Given that the central values of Open Government are transparency, citizen participation, and collaboration, and that records management is the backbone of Open Government, the central question is:
What is needed to ensure that the Open Government values are realized?
Open government, accountable to the people, requires open records, accessible to the people, now, and in the years to come. Records document the legitimacy of a government. Records document whatever legal standing, rights, and entitlements the citizens of a country have.
That includes records from this department. NARA has the records of the Secretary of the Treasury dating back to the department’s beginning in 1789. Some of the most popular records used by researchers are the records of the Comptroller of the Currency from the Great Depression, 20th century records of the Secretary, and the records on coins and medals from the Bureau of the Mint.
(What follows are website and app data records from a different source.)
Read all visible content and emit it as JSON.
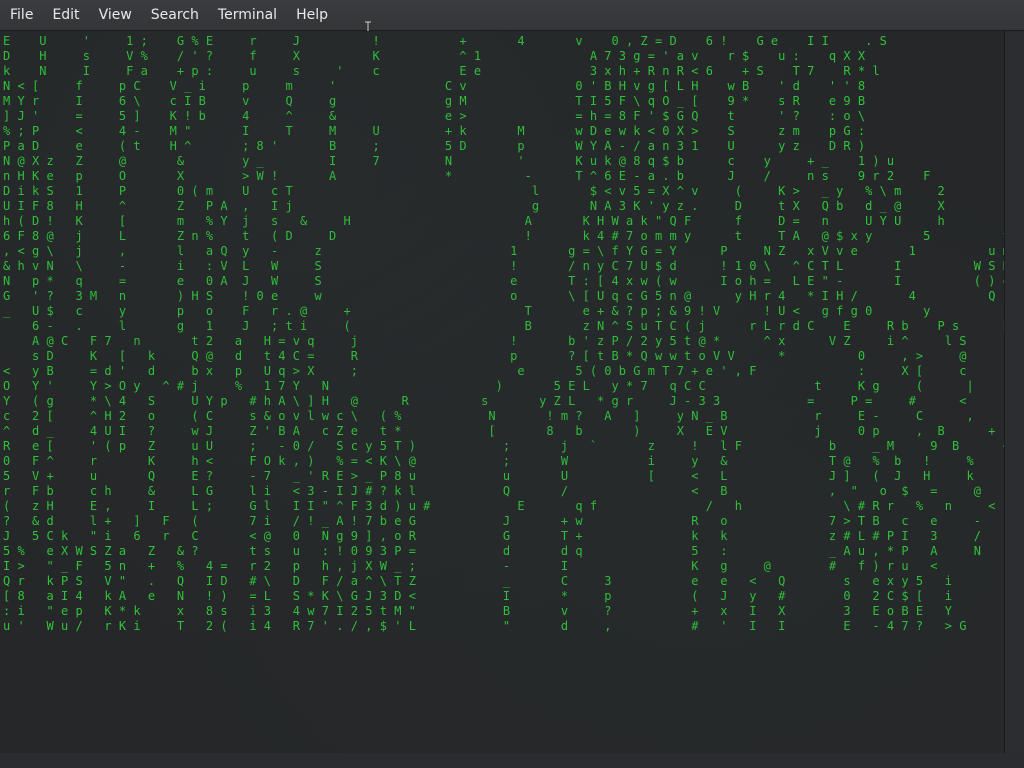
{
  "menubar": {
    "items": [
      "File",
      "Edit",
      "View",
      "Search",
      "Terminal",
      "Help"
    ]
  },
  "terminal": {
    "theme_color": "#30c43a",
    "highlight_color": "#e8e8e8",
    "content": "E    U     '     1 ;    G % E     r     J          !           +       4       v    0 , Z = D    6 !    G e    I I     . S                       N\nD    H     s     V %    / ' ?     f     X          K           ^ 1               A 7 3 g = ' a v    r $    u :    q X X                     4\nk    N     I     F a    + p :     u     s     '    c           E e               3 x h + R n R < 6    + S    T 7    R * l                     k\nN < [     f     p C    V _ i     p     m     '               C v               0 ' B H v g [ L H    w B    ' d    ' ' 8                     D\nM Y r     I     6 \\    c I B     v     Q     g               g M               T I 5 F \\ q O _ [    9 *    s R    e 9 B                     L\n] J '     =     5 ]    K ! b     4     ^     &               e >               = h = 8 F ' $ G Q    t      ' ?    : o \\                     )\n% ; P     <     4 -    M \"       I     T     M     U         + k       M       w D e w k < 0 X >    S      z m    p G :                     9\nP a D     e     ( t    H ^       ; 8 '       B     ;         5 D       p       W Y A - / a n 3 1    U      y z    D R )                     @\nN @ X z   Z     @       &        y _         I     7         N         '       K u k @ 8 q $ b      c    y     + _    1 ) u                     v\nn H K e   p     O       X        > W !       A               *          -      T ^ 6 E - a . b      J    /     n s    9 r 2    F           j r l\nD i k S   1     P       0 ( m    U   c T                                 l       $ < v 5 = X ^ v     (     K >   _ y   % \\ m     2          ' Z d\nU I F 8   H     ^       Z   P A  ,   I j                                 g       N A 3 K ' y z .     D     t X   Q b   d _ @     X          T D t\nh ( D !   K     [       m   % Y  j   s   &     H                        A       K H W a k \" Q F      f     D =   n     U Y U     h          e\n6 F 8 @   j     L       Z n %    t   ( D     D                          !       k 4 # 7 o m m y      t     T A   @ $ x y       5          t [ n\n, < g \\   j     ,       l   a Q  y   -     z                          1       g = \\ f Y G = Y      P     N Z   x V v e       1          u m 9\n& h v N   \\     -       i   : V  L   W     S                          !       / n y C 7 U $ d      ! 1 0 \\   ^ C T L       I          W S K\nN   p *   q     =       e   0 A  J   W     S                          e       T : [ 4 x w ( w      I o h =   L E \" -       I          ( ) e\nG   ' ?   3 M   n       ) H S    ! 0 e     w                          o       \\ [ U q c G 5 n @      y H r 4   * I H /       4          Q $ b\n_   U $   c     y       p   o    F   r . @     +                        T       e + & ? p ; & 9 ! V      ! U <   g f g 0       y          ! K >\n    6 -   .     l       g   1    J   ; t i     (                        B       z N ^ S u T C ( j      r L r d C    E     R b    P s      P\n    A @ C   F 7   n       t 2   a   H = v q     j                     !       b ' z P / 2 y 5 t @ *      ^ x      V Z     i ^     l S      $\n    s D     K   [   k     Q @   d   t 4 C =     R                     p       ? [ t B * Q w w t o V V      *          0     , >     @      g\n<   y B     = d '   d     b x   p   U q > X     ;                      e       5 ( 0 b G m T 7 + e ' , F              :     X [     c      (\nO   Y '     Y > O y   ^ # j     %   1 7 Y   N                       )       5 E L   y * 7   q C C               t     K g     (      |\nY   ( g     * \\ 4   S     U Y p   # h A \\ ] H   @      R          s       y Z L   * g r     J - 3 3            =     P =     #      <\nc   2 [     ^ H 2   o     ( C     s & o v l w c \\   ( %            N       ! m ?   A   ]     y N _ B            r     E -     C      ,\n^   d _     4 U I   ?     w J     Z ' B A   c Z e   t *            [       8   b       )     X   E V            j     0 p     ,  B      +\nR   e [     ' ( p   Z     u U     ;   - 0 /   S c y 5 T )            ;       j   `       z     !   l F            b     _ M     9  B      <\n0   F ^     r       K     h <     F O k , )   % = < K \\ @            ;       W           i     y   &              T @   %  b   !     %\n5   V +     u       Q     E ?     - 7   _ ' R E > _ P 8 u            u       U           [     <   L              J ]   (  J   H     k\nr   F b     c h     &     L G     l i   < 3 - I J # ? k l            Q       /                 <   B              ,  \"   o  $   =     @\n(   z H     E ,     I     L ;     G l   I I \" ^ F 3 d ) u #            E       q f               /   h              \\ # R r   %   n     <\n?   & d     l +   ]   F   (       7 i   / ! _ A ! 7 b e G            J       + w               R   o              7 > T B   c   e     -\nJ   5 C k   \" i   6   r   C       < @   0   N g 9 ] , o R            G       T +               k   k              z # L # P I   3     /\n5 %   e X W S Z a   Z   & ?       t s   u   : ! 0 9 3 P =            d       d q               5   :              _ A u , * P   A     N\nI >   \" _ F   5 n   +   %   4 =   r 2   p   h , j X W _ ;            -       I                 K   g     @        #   f ) r u   <\nQ r   k P S   V \"   .   Q   I D   # \\   D   F / a ^ \\ T Z            _       C     3           e   e   <   Q        s   e x y 5   i\n[ 8   a I 4   k A   e   N   ! )   = L   S * K \\ G J 3 D <            I       *     p           (   J   y   #        0   2 C $ [   i\n: i   \" e p   K * k     x   8 s   i 3   4 w 7 I 2 5 t M \"            B       v     ?           +   x   I   X        3   E o B E   Y\nu '   W u /   r K i     T   2 (   i 4   R 7 ' . / , $ ' L            \"       d     ,           #   '   I   I        E   - 4 7 ?   > G"
  }
}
The Department of the Treasury faces many challenges today and in the future. Records management is not one of the challenges but is, in fact, one of the solutions. Records management has to be used as a tool to minimize risk and to maximize Treasury’s use of electronic methods to obtain, send, store, access, and use information, while protecting privacy, confidentiality, and the rights and interests of the American people.
Three hundred years ago the Governor of Maryland admonished the colonial government to "secure the Laws and records of the Country, for the Advantage and quiet of future Generations."
Record keeping has become much more complex today, but we also owe it to future generations to find technological solutions to preserve the records of today’s government. Together NARA and Federal agencies will be able to find these solutions, but it will only happen with your support and the support of your counterparts across the government.
It’s possible that the first secretary of the Treasury, Alexander Hamilton, inspired the Open Government movement. As one of the authors of the Constitution, Hamilton served on a "Committee of Style" that wrote the Preamble to the Constitution, which begins, as every school child knows, with:
"We the People."
Those three words, better than any others, capture the essence of the democracy we have and one that we will continue to nurture in a culture of transparency, participation, and collaboration that are the keystones of Open Government.
Thank you for having me here today.